The rulebook, which The Intercept is publishing in full, was developed behind closed doors by representatives of the nation’s intelligence, military, and law-enforcement establishment, including the Pentagon, CIA, NSA, and FBI. Emblazoned with the crests of 19 agencies, it offers the most complete and revealing look into the secret history of the government’s terror list policies to date. It reveals a confounding and convoluted system filled with exceptions to its own rules, and it relies on the elastic concept of “reasonable suspicion” as a standard for determining whether someone is a possible threat. Because the government tracks “suspected terrorists” as well as “known terrorists,” individuals can be watchlisted if they are suspected of being a suspected terrorist, or if they are suspected of associating with people who are suspected of terrorism activity.

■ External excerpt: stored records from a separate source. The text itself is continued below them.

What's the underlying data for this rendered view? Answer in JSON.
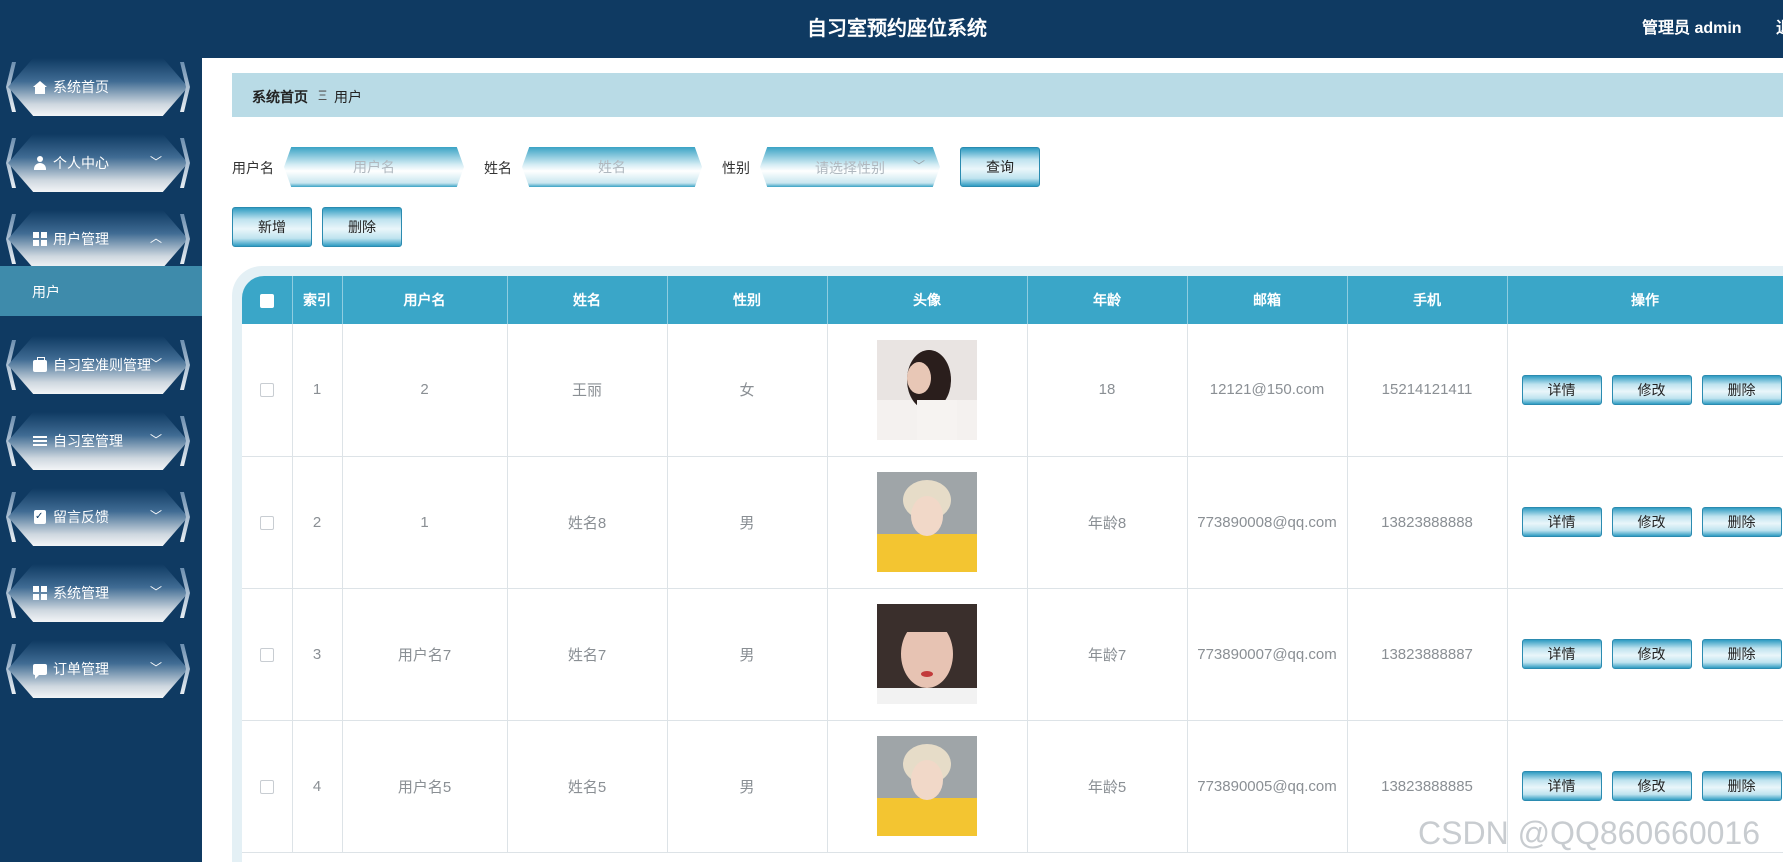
{
  "header": {
    "title": "自习室预约座位系统",
    "user": "管理员 admin",
    "logout": "退出"
  },
  "sidebar": {
    "items": [
      {
        "label": "系统首页",
        "icon": "home-icon"
      },
      {
        "label": "个人中心",
        "icon": "user-icon"
      },
      {
        "label": "用户管理",
        "icon": "grid-icon"
      },
      {
        "label": "自习室准则管理",
        "icon": "briefcase-icon"
      },
      {
        "label": "自习室管理",
        "icon": "sliders-icon"
      },
      {
        "label": "留言反馈",
        "icon": "clipboard-icon"
      },
      {
        "label": "系统管理",
        "icon": "grid-icon"
      },
      {
        "label": "订单管理",
        "icon": "chat-icon"
      }
    ],
    "submenu": {
      "label": "用户"
    }
  },
  "breadcrumb": {
    "home": "系统首页",
    "separator": "Ξ",
    "current": "用户"
  },
  "search": {
    "username_label": "用户名",
    "username_placeholder": "用户名",
    "name_label": "姓名",
    "name_placeholder": "姓名",
    "gender_label": "性别",
    "gender_placeholder": "请选择性别",
    "query_button": "查询"
  },
  "actions": {
    "add": "新增",
    "delete": "删除"
  },
  "table": {
    "headers": [
      "索引",
      "用户名",
      "姓名",
      "性别",
      "头像",
      "年龄",
      "邮箱",
      "手机",
      "操作"
    ],
    "row_buttons": {
      "detail": "详情",
      "edit": "修改",
      "delete": "删除"
    },
    "rows": [
      {
        "index": "1",
        "username": "2",
        "name": "王丽",
        "gender": "女",
        "age": "18",
        "email": "12121@150.com",
        "phone": "15214121411"
      },
      {
        "index": "2",
        "username": "1",
        "name": "姓名8",
        "gender": "男",
        "age": "年龄8",
        "email": "773890008@qq.com",
        "phone": "13823888888"
      },
      {
        "index": "3",
        "username": "用户名7",
        "name": "姓名7",
        "gender": "男",
        "age": "年龄7",
        "email": "773890007@qq.com",
        "phone": "13823888887"
      },
      {
        "index": "4",
        "username": "用户名5",
        "name": "姓名5",
        "gender": "男",
        "age": "年龄5",
        "email": "773890005@qq.com",
        "phone": "13823888885"
      }
    ]
  },
  "watermark": "CSDN @QQ860660016",
  "colors": {
    "sidebar": "#0f3a62",
    "header": "#0f3a62",
    "breadcrumb": "#b9dbe6",
    "table_header": "#3aa6c8",
    "submenu": "#3e8bab"
  }
}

“Instead of a watchlist limited to actual, known terrorists, the government has built a vast system based on the unproven and flawed premise that it can predict if a person will commit a terrorist act in the future,” says Hina Shamsi, the head of the ACLU’s National Security Project. “On that dangerous theory, the government is secretly blacklisting people as suspected terrorists and giving them the impossible task of proving themselves innocent of a threat they haven’t carried out.” Shamsi, who reviewed the document, added, “These criteria should never have been kept secret.”

The document’s definition of “terrorist” activity includes actions that fall far short of bombing or hijacking. In addition to expected crimes, such as assassination or hostage-taking, the guidelines also define destruction of government property and damaging computers used by financial institutions as activities meriting placement on a list. They also define as terrorism any act that is “dangerous” to property and intended to influence government policy through intimidation.

This combination—a broad definition of what constitutes terrorism and a low threshold for designating someone a terrorist—opens the way to ensnaring innocent people in secret government dragnets. It can also be counterproductive. When resources are devoted to tracking people who are not genuine risks to national security, the actual threats get fewer resources—and might go unnoticed.

“If reasonable suspicion is the only standard you need to label somebody, then it’s a slippery slope we’re sliding down here, because then you can label anybody anything,” says David Gomez, a former senior FBI special agent with experience running high-profile terrorism investigations. “Because you appear on a telephone list of somebody doesn’t make you a terrorist. That’s the kind of information that gets put in there.”


NASA wants commercial space companies to help new Mars missions communicate

NASA wants commercial space companies to help new Mars missions communicate

Jul 24 2014

The relay radios on two Mars science orbiters are making it possible to communicate with NASA’s robots, rovers and landers on the red planet. But these spacecraft might be out of commission soon, and NASA believes one possible solution is to purchase services from commercial space companies that plan to launch orbiters of their own. See, the rovers and landers on Mars communicate with the ground crew by using a severely limited direct link or by using the Odyssey and the Mars Reconnaissance Orbiter as relay stations. Sadly, the agency has no plans to launch more orbiters of its own at the moment, and this could disrupt communication in a few years’ time.

Thus, the agency has asked for the detailed investigation (a process called Request for Information or RFI) on the feasibility of paying for the services of commercial orbiters to communicate with robots on Mars beyond 2020. To be clear, NASA hasn’t talked to contractors and companies about anything concrete yet, and it’s also working on other projects that could solve the issue, including LADEE, which transmitted data to the moon via laser beams in 2013. Using orbiters as relay stations has been really cost effective, though, so the space division’s hoping to make it work for future missions.